Lines with "this" in the entries below: count them and reply with the number alone.

[Data Boundary: Start]

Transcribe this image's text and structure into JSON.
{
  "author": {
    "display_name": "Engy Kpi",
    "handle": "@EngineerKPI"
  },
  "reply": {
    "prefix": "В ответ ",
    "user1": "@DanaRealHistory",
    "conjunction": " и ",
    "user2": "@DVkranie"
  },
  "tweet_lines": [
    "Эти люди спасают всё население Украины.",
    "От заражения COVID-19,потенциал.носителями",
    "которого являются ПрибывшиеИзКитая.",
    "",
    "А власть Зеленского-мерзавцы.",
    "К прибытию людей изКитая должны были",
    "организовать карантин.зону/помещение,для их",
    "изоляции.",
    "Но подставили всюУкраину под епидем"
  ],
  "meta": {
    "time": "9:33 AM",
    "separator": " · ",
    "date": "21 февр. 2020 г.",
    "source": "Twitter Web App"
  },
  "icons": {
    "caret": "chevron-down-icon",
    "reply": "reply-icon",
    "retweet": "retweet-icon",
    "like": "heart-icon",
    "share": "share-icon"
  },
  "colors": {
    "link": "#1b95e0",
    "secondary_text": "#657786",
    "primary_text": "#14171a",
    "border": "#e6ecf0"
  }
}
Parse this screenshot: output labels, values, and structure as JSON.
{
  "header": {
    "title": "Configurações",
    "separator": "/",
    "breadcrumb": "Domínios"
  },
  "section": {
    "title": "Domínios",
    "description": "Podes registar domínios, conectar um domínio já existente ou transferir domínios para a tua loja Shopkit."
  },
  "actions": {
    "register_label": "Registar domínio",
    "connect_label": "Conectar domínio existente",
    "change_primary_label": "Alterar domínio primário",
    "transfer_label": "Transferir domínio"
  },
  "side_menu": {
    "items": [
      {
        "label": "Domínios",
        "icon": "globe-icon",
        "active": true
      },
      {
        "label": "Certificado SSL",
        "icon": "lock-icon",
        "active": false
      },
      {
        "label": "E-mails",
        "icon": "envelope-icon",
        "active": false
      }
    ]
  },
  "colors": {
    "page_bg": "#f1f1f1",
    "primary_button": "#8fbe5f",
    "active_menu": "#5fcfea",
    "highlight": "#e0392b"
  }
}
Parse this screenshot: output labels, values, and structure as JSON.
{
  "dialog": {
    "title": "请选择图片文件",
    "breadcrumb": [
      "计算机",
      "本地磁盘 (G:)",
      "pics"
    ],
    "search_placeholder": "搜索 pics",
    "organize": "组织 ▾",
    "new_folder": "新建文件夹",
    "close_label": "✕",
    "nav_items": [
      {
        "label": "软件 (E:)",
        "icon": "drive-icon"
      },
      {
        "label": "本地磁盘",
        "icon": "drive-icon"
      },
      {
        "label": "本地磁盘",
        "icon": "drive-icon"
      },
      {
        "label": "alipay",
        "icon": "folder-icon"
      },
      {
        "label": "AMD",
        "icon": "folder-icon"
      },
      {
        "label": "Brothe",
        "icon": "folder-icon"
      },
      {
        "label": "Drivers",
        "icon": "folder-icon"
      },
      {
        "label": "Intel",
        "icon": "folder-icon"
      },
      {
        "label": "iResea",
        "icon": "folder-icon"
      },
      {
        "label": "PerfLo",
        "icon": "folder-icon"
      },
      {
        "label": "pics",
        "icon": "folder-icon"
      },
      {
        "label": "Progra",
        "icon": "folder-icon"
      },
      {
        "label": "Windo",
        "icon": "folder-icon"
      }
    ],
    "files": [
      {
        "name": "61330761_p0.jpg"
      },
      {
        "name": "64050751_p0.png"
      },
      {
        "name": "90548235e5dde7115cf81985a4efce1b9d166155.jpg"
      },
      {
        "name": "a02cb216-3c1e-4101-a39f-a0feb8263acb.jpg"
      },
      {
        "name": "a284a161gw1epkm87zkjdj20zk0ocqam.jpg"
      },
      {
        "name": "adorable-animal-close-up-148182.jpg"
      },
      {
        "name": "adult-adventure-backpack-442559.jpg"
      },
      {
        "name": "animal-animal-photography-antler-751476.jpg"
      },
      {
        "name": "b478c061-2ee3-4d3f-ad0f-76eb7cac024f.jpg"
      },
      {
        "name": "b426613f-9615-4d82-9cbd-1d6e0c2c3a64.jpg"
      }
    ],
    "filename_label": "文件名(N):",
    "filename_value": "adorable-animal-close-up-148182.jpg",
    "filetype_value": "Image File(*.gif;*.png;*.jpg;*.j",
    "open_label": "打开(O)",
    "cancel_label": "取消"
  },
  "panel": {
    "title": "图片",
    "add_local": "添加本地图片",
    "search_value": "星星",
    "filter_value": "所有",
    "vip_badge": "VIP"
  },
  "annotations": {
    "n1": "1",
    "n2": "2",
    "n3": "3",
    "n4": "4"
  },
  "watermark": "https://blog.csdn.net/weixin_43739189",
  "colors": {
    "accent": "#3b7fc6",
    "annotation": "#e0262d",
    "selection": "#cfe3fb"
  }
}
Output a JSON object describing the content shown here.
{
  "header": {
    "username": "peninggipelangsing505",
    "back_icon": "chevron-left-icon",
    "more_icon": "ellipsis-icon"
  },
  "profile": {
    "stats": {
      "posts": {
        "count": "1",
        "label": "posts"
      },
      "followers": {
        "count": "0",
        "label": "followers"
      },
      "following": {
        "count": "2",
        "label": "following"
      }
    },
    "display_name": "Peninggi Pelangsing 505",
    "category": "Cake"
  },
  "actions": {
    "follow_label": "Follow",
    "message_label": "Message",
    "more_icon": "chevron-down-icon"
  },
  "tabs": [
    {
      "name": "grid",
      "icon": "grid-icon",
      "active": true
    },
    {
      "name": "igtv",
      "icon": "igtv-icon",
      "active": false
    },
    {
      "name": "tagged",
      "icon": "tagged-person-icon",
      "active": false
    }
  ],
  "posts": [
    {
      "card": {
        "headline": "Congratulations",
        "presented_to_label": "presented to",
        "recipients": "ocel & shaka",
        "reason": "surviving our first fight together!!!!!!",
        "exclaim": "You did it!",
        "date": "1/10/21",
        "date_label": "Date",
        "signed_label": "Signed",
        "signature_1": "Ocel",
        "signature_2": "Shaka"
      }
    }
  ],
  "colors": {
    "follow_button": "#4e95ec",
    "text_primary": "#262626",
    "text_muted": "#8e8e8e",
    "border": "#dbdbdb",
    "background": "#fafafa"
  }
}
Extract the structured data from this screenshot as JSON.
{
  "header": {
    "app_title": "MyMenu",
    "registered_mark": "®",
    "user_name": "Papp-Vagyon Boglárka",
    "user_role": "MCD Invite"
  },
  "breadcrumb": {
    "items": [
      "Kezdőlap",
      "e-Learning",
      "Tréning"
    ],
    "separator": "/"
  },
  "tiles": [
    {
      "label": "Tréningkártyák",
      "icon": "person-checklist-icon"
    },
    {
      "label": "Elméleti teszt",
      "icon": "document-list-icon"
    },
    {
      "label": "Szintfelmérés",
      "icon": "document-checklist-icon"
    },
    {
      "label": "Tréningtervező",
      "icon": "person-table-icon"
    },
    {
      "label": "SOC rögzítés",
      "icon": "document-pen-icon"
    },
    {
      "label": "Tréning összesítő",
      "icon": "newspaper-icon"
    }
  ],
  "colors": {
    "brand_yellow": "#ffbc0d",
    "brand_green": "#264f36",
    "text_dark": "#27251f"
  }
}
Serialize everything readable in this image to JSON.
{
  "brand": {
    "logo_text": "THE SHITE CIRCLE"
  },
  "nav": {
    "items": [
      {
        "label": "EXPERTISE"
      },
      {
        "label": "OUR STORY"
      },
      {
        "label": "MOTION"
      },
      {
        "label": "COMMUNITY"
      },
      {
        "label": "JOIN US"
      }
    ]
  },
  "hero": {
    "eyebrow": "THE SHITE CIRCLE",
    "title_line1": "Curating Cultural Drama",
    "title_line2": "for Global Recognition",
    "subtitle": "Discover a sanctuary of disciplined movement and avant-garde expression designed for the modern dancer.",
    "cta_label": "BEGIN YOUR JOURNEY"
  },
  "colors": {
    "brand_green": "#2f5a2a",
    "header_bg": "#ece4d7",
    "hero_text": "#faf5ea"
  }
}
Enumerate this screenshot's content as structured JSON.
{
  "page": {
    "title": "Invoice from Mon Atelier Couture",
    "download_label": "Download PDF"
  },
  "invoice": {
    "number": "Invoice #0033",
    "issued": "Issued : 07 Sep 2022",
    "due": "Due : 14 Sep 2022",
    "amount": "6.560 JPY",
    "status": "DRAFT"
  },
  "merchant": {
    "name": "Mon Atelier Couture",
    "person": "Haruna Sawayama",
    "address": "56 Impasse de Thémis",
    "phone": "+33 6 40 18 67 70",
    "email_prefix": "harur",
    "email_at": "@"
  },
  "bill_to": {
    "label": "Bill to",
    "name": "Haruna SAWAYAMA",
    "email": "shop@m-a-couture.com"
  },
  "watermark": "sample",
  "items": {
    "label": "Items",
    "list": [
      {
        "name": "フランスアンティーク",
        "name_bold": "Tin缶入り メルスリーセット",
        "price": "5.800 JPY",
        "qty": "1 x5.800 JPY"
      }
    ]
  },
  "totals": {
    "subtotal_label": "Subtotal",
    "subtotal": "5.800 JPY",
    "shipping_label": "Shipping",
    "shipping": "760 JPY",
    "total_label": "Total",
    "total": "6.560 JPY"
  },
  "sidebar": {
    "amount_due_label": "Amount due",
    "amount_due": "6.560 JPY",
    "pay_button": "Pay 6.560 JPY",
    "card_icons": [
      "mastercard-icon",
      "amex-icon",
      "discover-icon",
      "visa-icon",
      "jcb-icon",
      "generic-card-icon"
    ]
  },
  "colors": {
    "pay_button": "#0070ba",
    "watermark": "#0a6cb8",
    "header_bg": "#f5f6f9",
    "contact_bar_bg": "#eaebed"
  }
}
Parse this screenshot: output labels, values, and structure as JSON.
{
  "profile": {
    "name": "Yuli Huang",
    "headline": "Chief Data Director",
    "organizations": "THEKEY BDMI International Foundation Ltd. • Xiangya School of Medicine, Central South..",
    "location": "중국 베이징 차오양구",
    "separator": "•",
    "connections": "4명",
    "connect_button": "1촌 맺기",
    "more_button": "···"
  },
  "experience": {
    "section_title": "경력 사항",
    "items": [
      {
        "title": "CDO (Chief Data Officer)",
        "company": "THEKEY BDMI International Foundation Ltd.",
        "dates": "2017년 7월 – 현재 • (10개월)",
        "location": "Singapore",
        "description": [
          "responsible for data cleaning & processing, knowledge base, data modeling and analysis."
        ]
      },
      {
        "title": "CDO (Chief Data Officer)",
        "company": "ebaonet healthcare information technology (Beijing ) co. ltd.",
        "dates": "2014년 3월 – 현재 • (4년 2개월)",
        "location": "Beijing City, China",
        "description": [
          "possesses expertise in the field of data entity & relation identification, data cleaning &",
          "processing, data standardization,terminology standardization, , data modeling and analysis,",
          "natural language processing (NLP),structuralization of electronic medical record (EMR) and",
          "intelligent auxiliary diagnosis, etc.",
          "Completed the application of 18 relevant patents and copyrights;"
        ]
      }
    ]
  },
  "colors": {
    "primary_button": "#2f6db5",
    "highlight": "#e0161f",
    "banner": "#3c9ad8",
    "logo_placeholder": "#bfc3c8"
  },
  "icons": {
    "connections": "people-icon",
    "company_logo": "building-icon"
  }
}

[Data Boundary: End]

**Response to the exercise**
7